There are many stories to tell about about the origins of Liverpool’s streets...
1. Mathew Street
The iconic Mathew Street was originally named Mathew Pluckington Street, after a famous merchant and land owner. It began life as a dirt track linking the city to the docks in the 1700s and was called Pluckington Alley for a time.
Photo: Local TV
2. James Clarke Street
James Clarke Street was named after a stow-away from British Guiana (now Guyana) who saved countless people from drowning in the docks and campaigned for swimming to be taught in Liverpool schools. Arriving in Liverpool in 1900, he was the first black man to have a street named after him in the city. Photo: Google Street View
3. Berry Street
Berry Street is in the Ropewalks area of the city centre and is named after dock engineer, Henry Berry, who lived on the street. Born in 1719, he built Salthouse Dock, George’s Dock and King’s Docks in Liverpool. Photo: Андрей Бобровский, CC BY 3.0 via Wikimedia Commons
4. Bold Street
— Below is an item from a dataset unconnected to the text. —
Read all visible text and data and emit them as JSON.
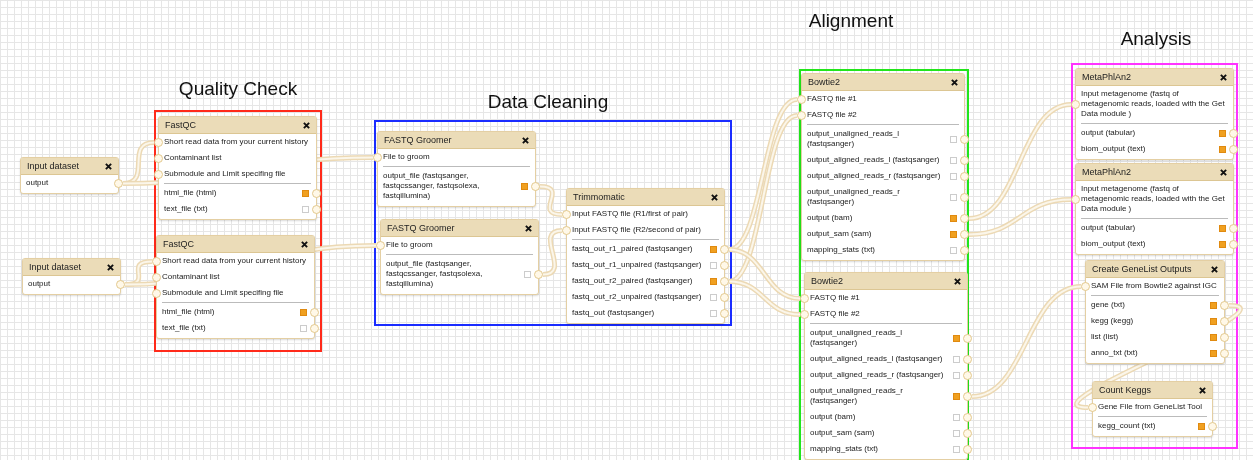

Bold Street is named after Jonas Bold, who leased the land from Liverpool Corporation around 1785 to build houses. He is considered to be one of Liverpool’s most influential figures in the slave trade and became mayor in 1802. Before then, the street was originally laid out as a ‘ropewalk’ used to measure the standard length of rope needed for sailing ships. Photo: Emma Dukes